Diplomatic language--the practice of removing someone's legs while kissing his or her cheeks--isn't exclusively the lingo of international diplomacy and intrigue.
Many in the lesser ranks in Washington--lobbyists, lawyers, politicians, journalists and bureaucrats--understand and use it, too.
In fact, sometimes entire news stories, speeches and testimonials are drenched in the political beltway-speak that is a sub-dialect of the way diplomats talk in public. It sounds like one thing--some would say gibberish--to the untrained ear. But to the discriminating, its meaning is usually all too clear.
The trick, in this town, is knowing that what someone says with a smile is often meant as a poke in the teeth.
Unfortunately, folks who don't drink eight glasses a day of Potomac River water don't always understand diplomat-speak. In most parts of the country, people say what they mean and mean what they say. That kind of thing could wreck the economy of official Washington.

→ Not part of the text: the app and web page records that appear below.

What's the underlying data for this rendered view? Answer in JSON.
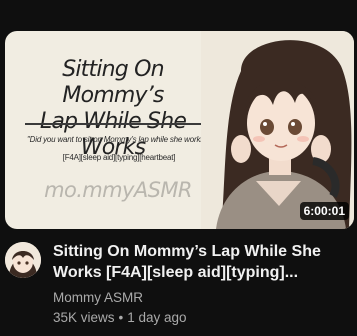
{
  "thumbnail": {
    "title_text": "Sitting On Mommy’s\nLap While She Works",
    "quote": "\"Did you want to sit on Mommy’s lap while she works?\"",
    "tags": "[F4A][sleep aid][typing][heartbeat]",
    "brand": "mo.mmyASMR",
    "duration": "6:00:01"
  },
  "video": {
    "title": "Sitting On Mommy’s Lap While She Works [F4A][sleep aid][typing]...",
    "channel": "Mommy ASMR",
    "views": "35K views",
    "separator": "•",
    "age": "1 day ago"
  },
  "icons": {
    "avatar": "channel-avatar-anime-girl"
  }
}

For example: A Texan who tells a fellow rancher that he's "got a fine-looking Angus" is delivering a genuine compliment. What he is saying is, that's "a lot of bull." As in bulls, cows and romance in the air. It is a good thing!
But when a Washington diplomat emerges red-faced from a frustrating meeting with an uncooperative, irritating dictator, he often will say they had a "frank and open exchange of views." What that means is, what the dictator said is "a lot of bull." But that is not a good thing!
Now to the civil service, which is not always as civil as it seems. Especially if you speak the lingo.
Last week, the Merit Systems Protection Board issued a lengthy report on, you guessed it, the state of the merit system. The board's chairman is Ben L. Erdreich, a former Democratic member of Congress.
The study was based on a lengthy investigation by the independent merit system watchdog agency.
What the report said, in a nutshell, is that the government needs to cool it with special programs designed to make it easier for agencies to hire African Americans and Hispanics for professional, clerical and administrative jobs, and for other positions.
In diplomatic terms, the board said the government no longer needs, and should stop using, the special entry programs. In some cases, it said, the programs don't help minorities. In others, they skirt merit system principles. Overall, the board said, the goals of the programs have been reached and can be maintained through regular hiring procedures.
The programs were set up 18 years ago under a federal court order designed to make it easier for agencies to hire minorities and Hispanics. In recent years, the merit board said, federal agencies have hired African Americans and Hispanics in rates that exceed their representation in the private sector.
The Clinton administration has made the Office of Personnel Management the point agency in improving the percentage of Hispanics in every government agency and especially at middle- and upper-grade jobs. Its data show that Hispanics are "underrepresented" in every federal agency--except the Justice Department. OPM believes the programs have helped increase diversity in government.
Folks with working political antennae also are aware that Hispanics represent a fast-growing and powerful political bloc that could help elect the next president. Unlike some bloc votes--which are taken for granted by one party or another--the Hispanic bloc, if there is such a thing, may be up for grabs.
So, for a variety of reasons, Erdreich's report came, for some people, at a rotten time. And reached rotten conclusions.
When it was delivered to OPM, officials there were, uh, very unhappy.
But this is Washington, stiff-upper-lip-land.
When Janice R. Lachance, director of the Office of Personnel Management, made known her views on the report, she couldn't even bring herself to say it was "interesting" or "useful in part," which are pretty stock, and safe, answers.
What she said was that the report was "not very useful."
What she probably meant is more like:
"#!*@ Ben Erdreich and the horse he rode in on!"
In other words, she doesn't like the report.
Mike Causey's e-mail address is email@example.com
Monday, Jan. 17, 2000